### Work instruction
Report every line of the records beneath this task that holds the string "content".

### Material provided
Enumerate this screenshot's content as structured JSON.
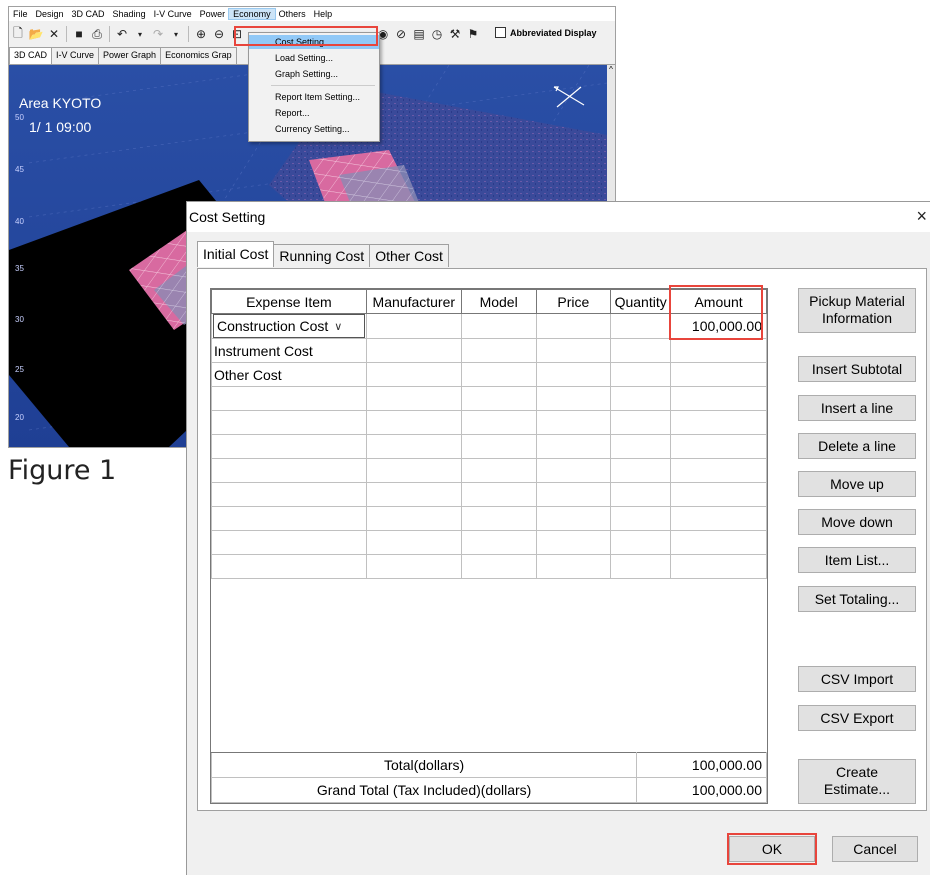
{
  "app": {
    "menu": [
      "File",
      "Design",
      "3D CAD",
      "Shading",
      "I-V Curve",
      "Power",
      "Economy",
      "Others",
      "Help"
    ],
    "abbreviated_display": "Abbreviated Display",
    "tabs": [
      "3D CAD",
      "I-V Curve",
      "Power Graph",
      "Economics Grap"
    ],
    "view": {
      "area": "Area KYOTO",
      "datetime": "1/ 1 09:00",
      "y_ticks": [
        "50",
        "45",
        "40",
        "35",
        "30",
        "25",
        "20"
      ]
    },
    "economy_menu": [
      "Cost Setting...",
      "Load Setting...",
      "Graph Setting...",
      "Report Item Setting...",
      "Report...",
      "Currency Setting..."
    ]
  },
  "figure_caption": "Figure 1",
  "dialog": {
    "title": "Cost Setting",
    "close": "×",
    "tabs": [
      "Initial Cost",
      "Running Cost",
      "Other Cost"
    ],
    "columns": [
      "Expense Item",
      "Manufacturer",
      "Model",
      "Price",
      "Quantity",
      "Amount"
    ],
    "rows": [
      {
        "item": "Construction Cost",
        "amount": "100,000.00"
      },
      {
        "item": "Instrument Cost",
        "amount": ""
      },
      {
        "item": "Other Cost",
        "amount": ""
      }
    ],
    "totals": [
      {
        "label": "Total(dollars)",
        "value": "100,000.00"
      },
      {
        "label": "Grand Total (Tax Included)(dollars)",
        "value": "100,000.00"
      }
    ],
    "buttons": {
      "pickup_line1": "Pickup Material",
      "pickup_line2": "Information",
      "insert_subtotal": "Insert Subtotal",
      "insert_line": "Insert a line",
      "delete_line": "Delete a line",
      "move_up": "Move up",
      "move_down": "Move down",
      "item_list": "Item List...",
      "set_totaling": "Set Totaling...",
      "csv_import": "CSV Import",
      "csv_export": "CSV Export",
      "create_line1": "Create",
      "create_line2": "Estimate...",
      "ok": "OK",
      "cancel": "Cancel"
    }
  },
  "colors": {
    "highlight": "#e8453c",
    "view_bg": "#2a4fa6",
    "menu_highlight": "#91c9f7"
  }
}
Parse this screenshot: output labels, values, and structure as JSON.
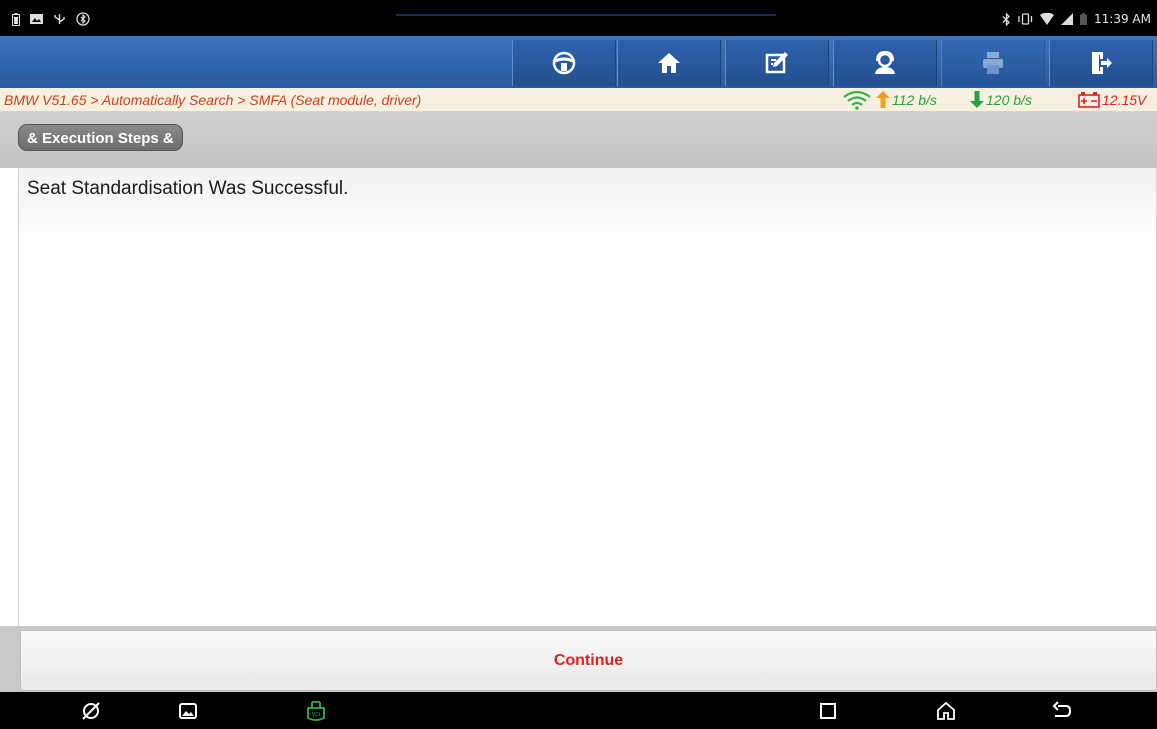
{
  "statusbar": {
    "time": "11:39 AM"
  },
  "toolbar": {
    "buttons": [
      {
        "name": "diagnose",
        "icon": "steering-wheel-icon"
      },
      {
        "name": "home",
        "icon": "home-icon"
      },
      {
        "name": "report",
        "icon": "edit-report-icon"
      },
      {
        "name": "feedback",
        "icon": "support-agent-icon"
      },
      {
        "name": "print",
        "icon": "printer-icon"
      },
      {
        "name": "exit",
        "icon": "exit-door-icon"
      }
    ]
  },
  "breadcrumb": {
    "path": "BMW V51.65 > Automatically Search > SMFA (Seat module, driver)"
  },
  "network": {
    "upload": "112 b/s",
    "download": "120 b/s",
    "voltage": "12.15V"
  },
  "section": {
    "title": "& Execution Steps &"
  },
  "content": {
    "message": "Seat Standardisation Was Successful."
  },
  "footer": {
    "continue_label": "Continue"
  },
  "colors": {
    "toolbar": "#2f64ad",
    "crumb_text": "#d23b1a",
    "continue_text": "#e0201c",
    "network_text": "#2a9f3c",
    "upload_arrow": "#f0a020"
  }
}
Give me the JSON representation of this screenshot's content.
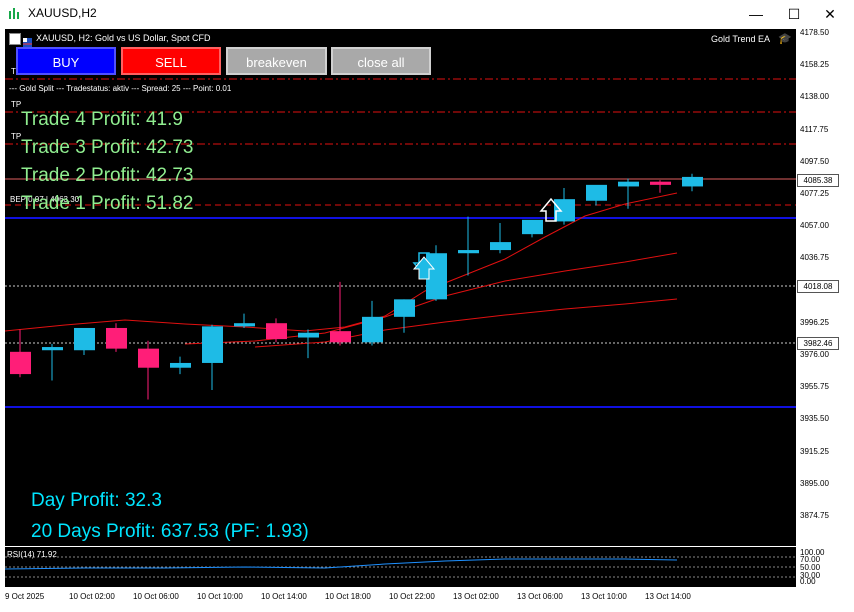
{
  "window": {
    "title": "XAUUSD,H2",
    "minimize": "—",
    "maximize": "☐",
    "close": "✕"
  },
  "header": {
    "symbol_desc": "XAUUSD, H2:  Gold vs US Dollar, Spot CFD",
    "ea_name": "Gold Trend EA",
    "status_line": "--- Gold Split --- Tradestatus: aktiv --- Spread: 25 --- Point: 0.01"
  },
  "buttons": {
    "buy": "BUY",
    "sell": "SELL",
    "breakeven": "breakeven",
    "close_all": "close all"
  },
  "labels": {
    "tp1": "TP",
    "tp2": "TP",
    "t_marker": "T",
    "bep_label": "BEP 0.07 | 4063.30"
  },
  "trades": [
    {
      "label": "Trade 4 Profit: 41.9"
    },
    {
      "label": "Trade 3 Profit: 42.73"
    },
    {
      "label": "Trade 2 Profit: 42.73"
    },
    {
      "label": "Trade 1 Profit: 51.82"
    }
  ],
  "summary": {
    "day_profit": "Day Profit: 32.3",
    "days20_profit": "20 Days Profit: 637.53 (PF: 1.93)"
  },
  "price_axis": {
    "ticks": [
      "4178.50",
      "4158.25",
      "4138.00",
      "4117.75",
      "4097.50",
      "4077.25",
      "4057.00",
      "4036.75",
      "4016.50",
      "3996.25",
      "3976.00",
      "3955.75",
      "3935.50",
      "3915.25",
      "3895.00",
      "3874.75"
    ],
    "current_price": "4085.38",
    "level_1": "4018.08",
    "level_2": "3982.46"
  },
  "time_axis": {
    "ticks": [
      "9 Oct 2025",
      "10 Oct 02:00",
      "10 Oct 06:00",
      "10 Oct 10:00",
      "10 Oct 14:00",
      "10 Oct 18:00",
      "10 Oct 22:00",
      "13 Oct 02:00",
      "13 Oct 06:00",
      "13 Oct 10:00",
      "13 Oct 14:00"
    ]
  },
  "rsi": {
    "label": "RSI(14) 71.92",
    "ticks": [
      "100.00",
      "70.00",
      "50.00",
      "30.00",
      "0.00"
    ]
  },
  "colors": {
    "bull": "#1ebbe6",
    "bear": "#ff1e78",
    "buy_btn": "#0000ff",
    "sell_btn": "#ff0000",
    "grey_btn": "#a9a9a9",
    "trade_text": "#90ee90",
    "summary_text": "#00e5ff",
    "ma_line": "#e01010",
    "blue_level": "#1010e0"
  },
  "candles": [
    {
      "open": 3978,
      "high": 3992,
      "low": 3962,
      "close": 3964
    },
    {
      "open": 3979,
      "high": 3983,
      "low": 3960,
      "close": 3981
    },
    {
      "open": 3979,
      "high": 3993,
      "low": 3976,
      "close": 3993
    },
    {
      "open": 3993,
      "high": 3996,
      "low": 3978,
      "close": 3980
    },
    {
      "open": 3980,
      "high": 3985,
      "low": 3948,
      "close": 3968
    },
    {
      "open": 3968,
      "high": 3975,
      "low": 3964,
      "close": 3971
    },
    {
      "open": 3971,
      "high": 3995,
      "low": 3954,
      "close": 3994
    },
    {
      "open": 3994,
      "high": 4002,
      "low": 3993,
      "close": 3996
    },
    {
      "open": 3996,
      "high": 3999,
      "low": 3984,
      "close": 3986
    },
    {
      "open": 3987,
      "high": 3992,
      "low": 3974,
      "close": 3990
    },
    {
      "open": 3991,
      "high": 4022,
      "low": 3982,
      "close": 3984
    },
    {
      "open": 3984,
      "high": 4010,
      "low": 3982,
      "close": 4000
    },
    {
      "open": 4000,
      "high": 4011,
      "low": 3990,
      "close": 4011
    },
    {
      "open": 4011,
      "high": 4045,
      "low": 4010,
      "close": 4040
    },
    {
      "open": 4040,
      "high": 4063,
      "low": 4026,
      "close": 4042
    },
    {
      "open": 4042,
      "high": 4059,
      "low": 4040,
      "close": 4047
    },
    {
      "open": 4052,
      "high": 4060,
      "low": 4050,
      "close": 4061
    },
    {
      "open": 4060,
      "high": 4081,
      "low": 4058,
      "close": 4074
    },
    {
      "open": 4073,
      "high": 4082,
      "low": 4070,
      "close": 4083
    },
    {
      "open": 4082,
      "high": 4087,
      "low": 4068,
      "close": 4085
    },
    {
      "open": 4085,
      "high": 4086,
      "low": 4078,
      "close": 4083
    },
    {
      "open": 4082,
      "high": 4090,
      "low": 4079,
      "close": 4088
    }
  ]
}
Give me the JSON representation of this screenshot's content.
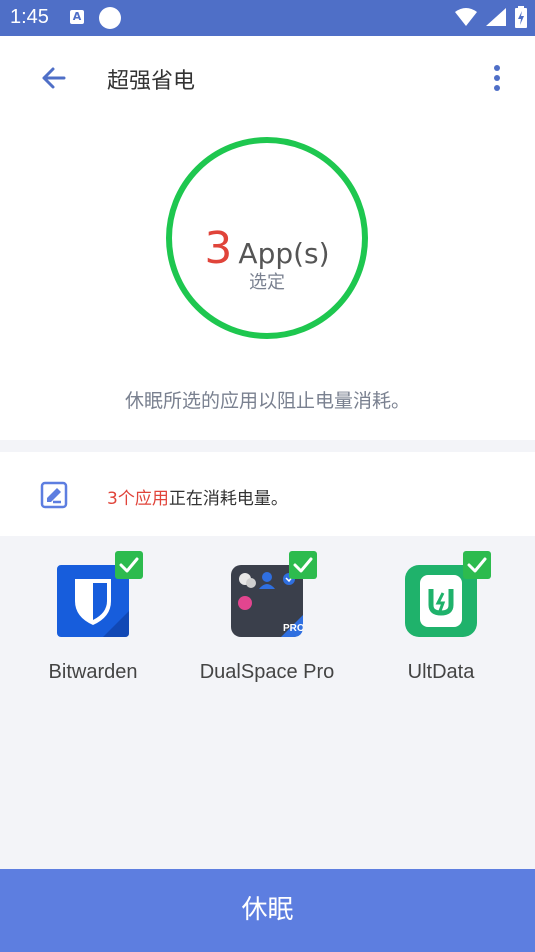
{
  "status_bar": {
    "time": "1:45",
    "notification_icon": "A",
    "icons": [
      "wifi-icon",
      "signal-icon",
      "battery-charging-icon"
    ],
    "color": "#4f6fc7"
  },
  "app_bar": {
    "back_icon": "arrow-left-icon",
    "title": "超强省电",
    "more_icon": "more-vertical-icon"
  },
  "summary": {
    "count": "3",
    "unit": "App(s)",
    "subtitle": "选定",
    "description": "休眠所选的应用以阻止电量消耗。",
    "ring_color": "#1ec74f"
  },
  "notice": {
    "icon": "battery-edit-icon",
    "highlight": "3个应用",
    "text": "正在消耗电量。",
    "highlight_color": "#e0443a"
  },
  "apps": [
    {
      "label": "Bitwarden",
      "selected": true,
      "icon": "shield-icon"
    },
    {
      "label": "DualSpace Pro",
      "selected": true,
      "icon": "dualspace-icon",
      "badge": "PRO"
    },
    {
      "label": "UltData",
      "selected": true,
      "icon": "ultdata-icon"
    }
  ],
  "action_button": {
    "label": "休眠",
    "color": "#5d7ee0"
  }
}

### Problem solution
Enumerate this screenshot's content as structured JSON.
  "content": {
Give me the JSON representation of this screenshot's content.
Give me the JSON representation of this screenshot's content.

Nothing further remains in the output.